The Italian Villa From ‘Call Me by Your Name’ Is for Sale

Feb 16, 2018

This post contains references to products from one or more of our advertisers. We may receive compensation when you click on links to those products. Terms apply to the offers listed on this page. For an explanation of our Advertising Policy, visit this page.

Anyone who saw Luca Guadagnino’s Oscar-nominated film Call Me by Your Name likely left with unforgettable, beautiful images stuck in their head — like Armie Hammer awkwardly dancing, Timothée Chalamet on the piano and a charmingly disheveled Italian villa complete with peach trees. Much has been written about the dreamy country retreat, called Villa Albergoni — a run-down estate in Lombardy that dates back to the 17th century.

In the movie, Villa Albergoni served as the summer home for a history professor and his family, with Chalamet as the professor’s Bach-playing teenage son, Elio, who becomes smitten with Hammer, portraying a (gorgeous) American research assistant named Oliver, who lives at the villa with the family for the summer. The coming-of-age story is set in a backdrop ripe for romance, and it would come as no surprise if Italy saw a boost in tourism from the film.

But if a trip doesn’t cut it — and should you have $2.1 million (give or take a few Euro) to spare — the “artfully dilapidated” 14-room villa can be yours.

Villa Albergoni was originally constructed as a fortress before it was converted into a home in the 17th century.

The property was recently listed on Home & Loft for €1.7million (about $2.1 million) and according to the listing, the villa holds 14 bedrooms and seven bathrooms; it’s located in Moscazzano, a small town with fewer than 1,000 people, about an hour outside of Milan. The entire estate encompasses about 15,000 square feet and includes terrazzo floors, multiple (massive) fireplaces, vaulted ceilings — and sits on about five acres of land to boot.

Villa Albergoni’s library

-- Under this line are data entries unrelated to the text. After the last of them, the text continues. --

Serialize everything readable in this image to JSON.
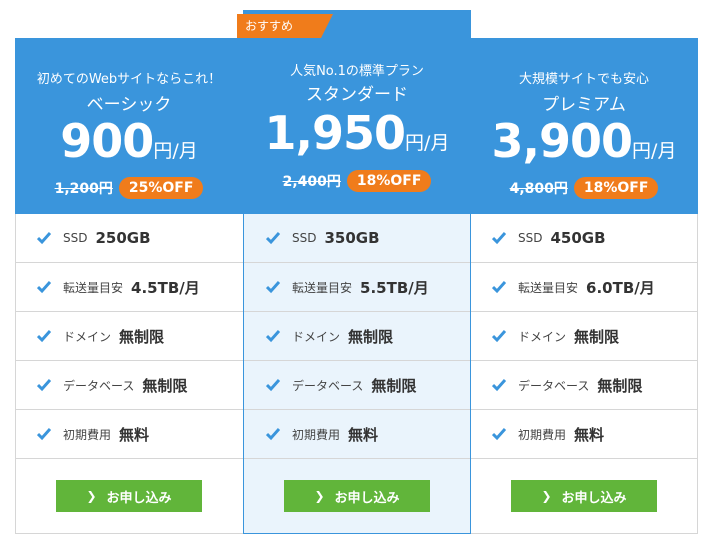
{
  "badge": "おすすめ",
  "plans": [
    {
      "tagline": "初めてのWebサイトならこれ！",
      "name": "ベーシック",
      "price": "900",
      "unit": "円/月",
      "old_price": "1,200円",
      "discount": "25%OFF",
      "features": [
        {
          "label": "SSD",
          "value": "250GB"
        },
        {
          "label": "転送量目安",
          "value": "4.5TB/月"
        },
        {
          "label": "ドメイン",
          "value": "無制限"
        },
        {
          "label": "データベース",
          "value": "無制限"
        },
        {
          "label": "初期費用",
          "value": "無料"
        }
      ],
      "button": "お申し込み"
    },
    {
      "tagline": "人気No.1の標準プラン",
      "name": "スタンダード",
      "price": "1,950",
      "unit": "円/月",
      "old_price": "2,400円",
      "discount": "18%OFF",
      "features": [
        {
          "label": "SSD",
          "value": "350GB"
        },
        {
          "label": "転送量目安",
          "value": "5.5TB/月"
        },
        {
          "label": "ドメイン",
          "value": "無制限"
        },
        {
          "label": "データベース",
          "value": "無制限"
        },
        {
          "label": "初期費用",
          "value": "無料"
        }
      ],
      "button": "お申し込み"
    },
    {
      "tagline": "大規模サイトでも安心",
      "name": "プレミアム",
      "price": "3,900",
      "unit": "円/月",
      "old_price": "4,800円",
      "discount": "18%OFF",
      "features": [
        {
          "label": "SSD",
          "value": "450GB"
        },
        {
          "label": "転送量目安",
          "value": "6.0TB/月"
        },
        {
          "label": "ドメイン",
          "value": "無制限"
        },
        {
          "label": "データベース",
          "value": "無制限"
        },
        {
          "label": "初期費用",
          "value": "無料"
        }
      ],
      "button": "お申し込み"
    }
  ],
  "colors": {
    "header": "#3a95dc",
    "discount": "#f07c1b",
    "button": "#61b53a",
    "featured_bg": "#eaf4fc",
    "check": "#3a95dc"
  }
}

“I had known that house for many years; I even dreamed of buying that house,” Guadagnino told Architectural Digest. “Once I realized that I couldn’t afford it and didn’t really want it for my life, I knew where I was going to set the action of the film — this place with faded, aristocratic charm, that a professor and his wife might have inherited but can’t quite keep up.”

In addition to critical acclaim and an envious locale, Call Me by Your Name is up for four Academy Awards this year, including best picture, best actor, best original song and best adapted screenplay.

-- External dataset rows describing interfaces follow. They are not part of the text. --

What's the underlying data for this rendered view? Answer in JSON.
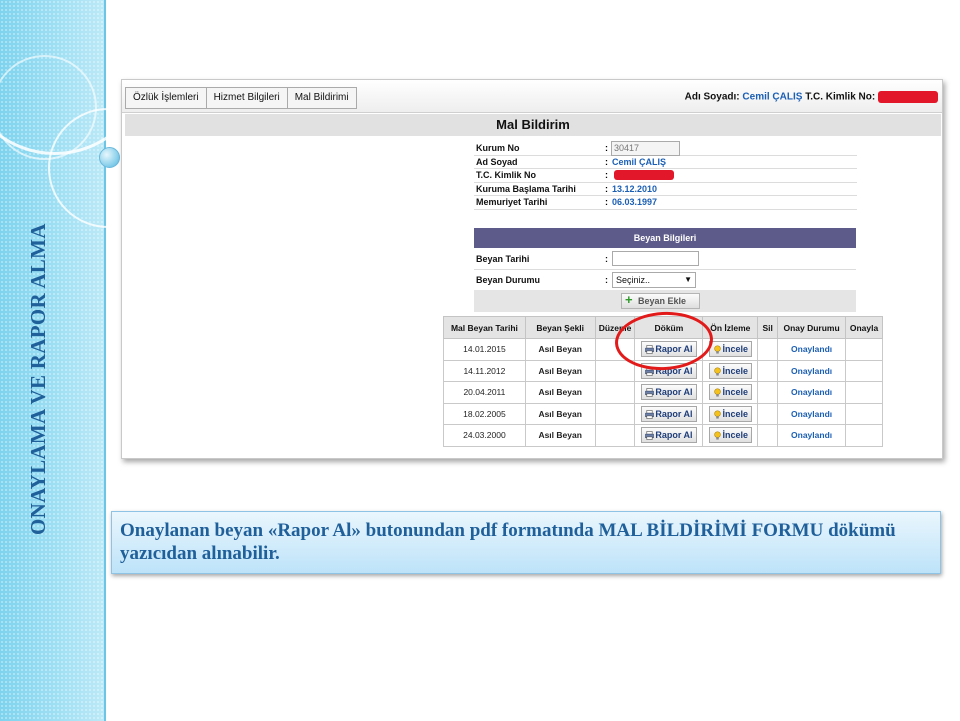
{
  "slide": {
    "side_title": "ONAYLAMA VE RAPOR ALMA",
    "caption": "Onaylanan beyan «Rapor Al» butonundan pdf formatında MAL BİLDİRİMİ FORMU dökümü yazıcıdan alınabilir."
  },
  "app": {
    "tabs": [
      "Özlük İşlemleri",
      "Hizmet Bilgileri",
      "Mal Bildirimi"
    ],
    "user": {
      "name_label": "Adı Soyadı:",
      "name_value": "Cemil ÇALIŞ",
      "tc_label": "T.C. Kimlik No:"
    },
    "form_title": "Mal Bildirim",
    "info": {
      "kurum_label": "Kurum No",
      "kurum_value": "30417",
      "ad_label": "Ad Soyad",
      "ad_value": "Cemil ÇALIŞ",
      "tc_label": "T.C. Kimlik No",
      "baslama_label": "Kuruma Başlama Tarihi",
      "baslama_value": "13.12.2010",
      "memuriyet_label": "Memuriyet Tarihi",
      "memuriyet_value": "06.03.1997",
      "colon": ":"
    },
    "beyan": {
      "header": "Beyan Bilgileri",
      "tarih_label": "Beyan Tarihi",
      "durum_label": "Beyan Durumu",
      "durum_value": "Seçiniz..",
      "add_button": "Beyan Ekle"
    },
    "table": {
      "headers": [
        "Mal Beyan Tarihi",
        "Beyan Şekli",
        "Düzenle",
        "Döküm",
        "Ön İzleme",
        "Sil",
        "Onay Durumu",
        "Onayla"
      ],
      "rapor_label": "Rapor Al",
      "incele_label": "İncele",
      "rows": [
        {
          "tarih": "14.01.2015",
          "sekli": "Asıl Beyan",
          "onay": "Onaylandı"
        },
        {
          "tarih": "14.11.2012",
          "sekli": "Asıl Beyan",
          "onay": "Onaylandı"
        },
        {
          "tarih": "20.04.2011",
          "sekli": "Asıl Beyan",
          "onay": "Onaylandı"
        },
        {
          "tarih": "18.02.2005",
          "sekli": "Asıl Beyan",
          "onay": "Onaylandı"
        },
        {
          "tarih": "24.03.2000",
          "sekli": "Asıl Beyan",
          "onay": "Onaylandı"
        }
      ]
    }
  },
  "colors": {
    "title_blue": "#1f5f9a",
    "link_blue": "#1b5fb5",
    "header_purple": "#5d5b8a",
    "highlight_red": "#e21a1a"
  }
}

H/T: Curbed 

Editorial Disclaimer: Opinions expressed here are the author’s alone, not those of any bank, credit card issuer, airlines or hotel chain, and have not been reviewed, approved or otherwise endorsed by any of these entities.

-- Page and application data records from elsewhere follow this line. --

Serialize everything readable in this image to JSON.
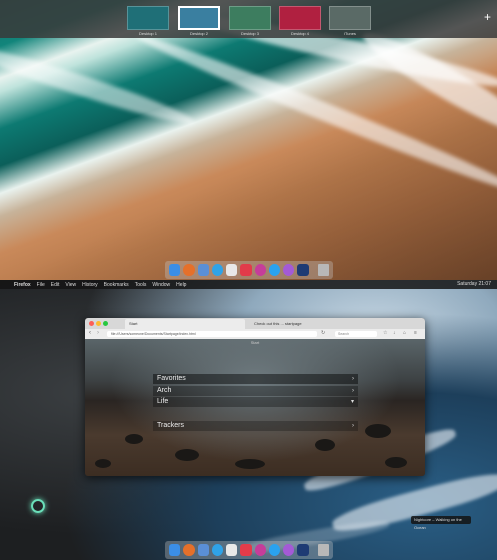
{
  "mission_control": {
    "desktops": [
      {
        "label": "Desktop 1",
        "color": "#1f6f77"
      },
      {
        "label": "Desktop 2",
        "color": "#3a7fa0"
      },
      {
        "label": "Desktop 3",
        "color": "#3d7d5f"
      },
      {
        "label": "Desktop 4",
        "color": "#b02040"
      },
      {
        "label": "iTunes",
        "color": "#5a6a66"
      }
    ],
    "add_label": "+"
  },
  "dock": {
    "icons": [
      "finder-icon",
      "firefox-icon",
      "mail-icon",
      "safari-icon",
      "calendar-icon",
      "music-icon",
      "itunes-icon",
      "twitter-icon",
      "podcasts-icon",
      "photoshop-icon",
      "trash-icon"
    ],
    "colors": [
      "#3b8ee6",
      "#e5702a",
      "#5a8fd6",
      "#2fa3e8",
      "#e8e8e8",
      "#e23b4a",
      "#c63d9a",
      "#2aa2ef",
      "#a45ad6",
      "#1e3b74",
      "#b8b8b8"
    ]
  },
  "menubar": {
    "apple": "",
    "app": "Firefox",
    "items": [
      "File",
      "Edit",
      "View",
      "History",
      "Bookmarks",
      "Tools",
      "Window",
      "Help"
    ],
    "clock": "Saturday 21:07"
  },
  "browser": {
    "tab_title": "Start",
    "tab2_title": "Check out this ... startpage",
    "url": "file:///Users/someone/Documents/Startpage/index.html",
    "search_placeholder": "Search",
    "page_title": "Start",
    "menu": [
      "Favorites",
      "Arch",
      "Life",
      "Trackers"
    ]
  },
  "notification": "Nightcore – Walking on the Ocean"
}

Disclaimer: The responses below are not provided or commissioned by the bank advertiser. Responses have not been reviewed, approved or otherwise endorsed by the bank advertiser. It is not the bank advertiser’s responsibility to ensure all posts and/or questions are answered.